The University of Winnipeg joined Manitoba’s five other universities, three colleges, and the Manitoba School Boards Association on Friday, April 14 to collectively reaffirm their commitment to making Indigenous education a priority in Manitoba.
A re-signing ceremony for the Manitoba Collaborative Indigenous Education Blueprint (Blueprint) was held at RRC Polytech’s Roundhouse Auditorium, Manitou a bi Bii daziigae.
UWinnipeg was represented by Dr. Todd Mondor, President and Vice-Chancellor; Angeline Nelson, Acting Lead, Indigenous, and Director of Community Learning and Engagement at Wii Chiiwaakanak Learning Centre; Dr. Jino Distasio, Vice-President, Research and Innovation, and Acting Provost and Vice-President, Academic; and Colin Russell, University Registrar.
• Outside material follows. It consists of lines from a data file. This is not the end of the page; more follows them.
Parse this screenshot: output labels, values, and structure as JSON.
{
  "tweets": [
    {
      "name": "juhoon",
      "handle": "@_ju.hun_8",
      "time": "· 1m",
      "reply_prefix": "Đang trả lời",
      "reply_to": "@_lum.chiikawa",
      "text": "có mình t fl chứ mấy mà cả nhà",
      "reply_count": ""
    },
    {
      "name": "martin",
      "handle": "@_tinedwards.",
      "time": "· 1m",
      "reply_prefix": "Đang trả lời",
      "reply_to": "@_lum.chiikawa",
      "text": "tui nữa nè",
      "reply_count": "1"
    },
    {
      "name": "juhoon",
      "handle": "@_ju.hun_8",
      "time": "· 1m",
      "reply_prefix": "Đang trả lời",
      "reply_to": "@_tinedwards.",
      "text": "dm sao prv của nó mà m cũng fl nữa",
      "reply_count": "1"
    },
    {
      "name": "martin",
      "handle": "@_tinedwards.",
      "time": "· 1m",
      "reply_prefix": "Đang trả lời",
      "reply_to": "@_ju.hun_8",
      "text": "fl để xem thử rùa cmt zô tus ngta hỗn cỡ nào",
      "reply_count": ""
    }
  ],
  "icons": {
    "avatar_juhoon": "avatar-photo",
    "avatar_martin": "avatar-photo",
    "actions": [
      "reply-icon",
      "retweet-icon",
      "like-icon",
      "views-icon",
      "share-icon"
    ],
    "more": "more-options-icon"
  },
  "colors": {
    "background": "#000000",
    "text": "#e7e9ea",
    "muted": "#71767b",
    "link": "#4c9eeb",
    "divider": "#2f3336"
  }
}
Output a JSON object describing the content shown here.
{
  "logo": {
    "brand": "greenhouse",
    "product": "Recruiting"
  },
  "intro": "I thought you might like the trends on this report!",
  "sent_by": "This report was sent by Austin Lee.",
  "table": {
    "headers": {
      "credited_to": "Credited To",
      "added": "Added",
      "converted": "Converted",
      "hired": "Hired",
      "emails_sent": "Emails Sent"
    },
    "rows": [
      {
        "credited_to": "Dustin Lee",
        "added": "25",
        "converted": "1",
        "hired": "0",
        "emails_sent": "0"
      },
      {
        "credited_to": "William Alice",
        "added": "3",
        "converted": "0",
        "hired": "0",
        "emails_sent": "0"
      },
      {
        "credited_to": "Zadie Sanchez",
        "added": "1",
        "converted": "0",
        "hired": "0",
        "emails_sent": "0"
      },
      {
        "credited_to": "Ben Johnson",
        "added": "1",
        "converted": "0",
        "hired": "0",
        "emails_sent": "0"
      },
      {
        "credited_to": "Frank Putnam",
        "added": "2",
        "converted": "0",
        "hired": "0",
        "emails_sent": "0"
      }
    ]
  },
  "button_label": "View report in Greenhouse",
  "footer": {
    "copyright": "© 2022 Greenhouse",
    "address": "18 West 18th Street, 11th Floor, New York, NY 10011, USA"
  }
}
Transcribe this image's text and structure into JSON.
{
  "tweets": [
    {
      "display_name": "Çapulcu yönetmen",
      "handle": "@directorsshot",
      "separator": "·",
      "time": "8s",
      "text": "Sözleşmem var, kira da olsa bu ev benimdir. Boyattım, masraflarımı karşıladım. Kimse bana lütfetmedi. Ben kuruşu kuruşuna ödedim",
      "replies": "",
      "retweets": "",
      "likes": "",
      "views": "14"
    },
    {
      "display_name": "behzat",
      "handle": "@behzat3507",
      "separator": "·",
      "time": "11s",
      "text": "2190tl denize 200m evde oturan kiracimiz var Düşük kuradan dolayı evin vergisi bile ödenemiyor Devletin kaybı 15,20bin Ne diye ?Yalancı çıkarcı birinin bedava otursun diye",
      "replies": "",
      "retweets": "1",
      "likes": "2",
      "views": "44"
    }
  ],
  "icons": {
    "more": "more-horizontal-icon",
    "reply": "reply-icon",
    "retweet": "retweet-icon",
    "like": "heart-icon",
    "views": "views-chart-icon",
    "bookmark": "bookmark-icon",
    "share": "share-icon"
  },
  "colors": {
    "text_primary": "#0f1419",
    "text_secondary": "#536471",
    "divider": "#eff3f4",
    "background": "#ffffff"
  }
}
“At The University of Winnipeg, we are proud to reaffirm our commitment to advancing Indigenous education and supporting Indigenous students,” Dr. Mondor said. “We recognize that our work is ongoing and there is always more to do. Through collaboration and partnership with other institutions, we can continue to build upon our collective strengths, identify areas for improvement, and make progress toward our shared Reconciliation responsibilities and our goals to ensure equitable access to education and success for Indigenous students.”
First signed in 2015, the Blueprint created an official partnership dedicated to advancing 10 commitments informed by the Truth and Reconciliation Commission of Canada’s Calls to Action.
“More is accomplished when educational institutions work together within a shared framework,” said Nelson. “Being able to regularly connect with other institutions on specific priorities within the Blueprint helps to share best practices, build strategic goals, and develop meaningful partnerships.”
Since first signing the Blueprint, the University has launched a variety of initiatives to support Indigenous students. These include: a Thematic Major in Indigenous Languages and three certificate programs (Indigenous Languages, Teaching Indigenous Language for Vitality, and Supporting Multilingualism and Indigenous Languages in Schools); adding a Métis Inclusion Officer to the Aboriginal Student Services Centre; an Indigenous Insights flexible education program for organizations wanting to understand the recommendations of the Truth and Reconciliation Commission; the Weweni Indigenous Scholars Speaker Series; and innovative programs to support Indigenous students pursuing advanced studies, such as the Pathway to Graduate Studies program and Indigenous Summer Scholars Program.
The University looks forward to continuing, in partnership with other institutions and Indigenous communities, to increase access to education for all Indigenous learners.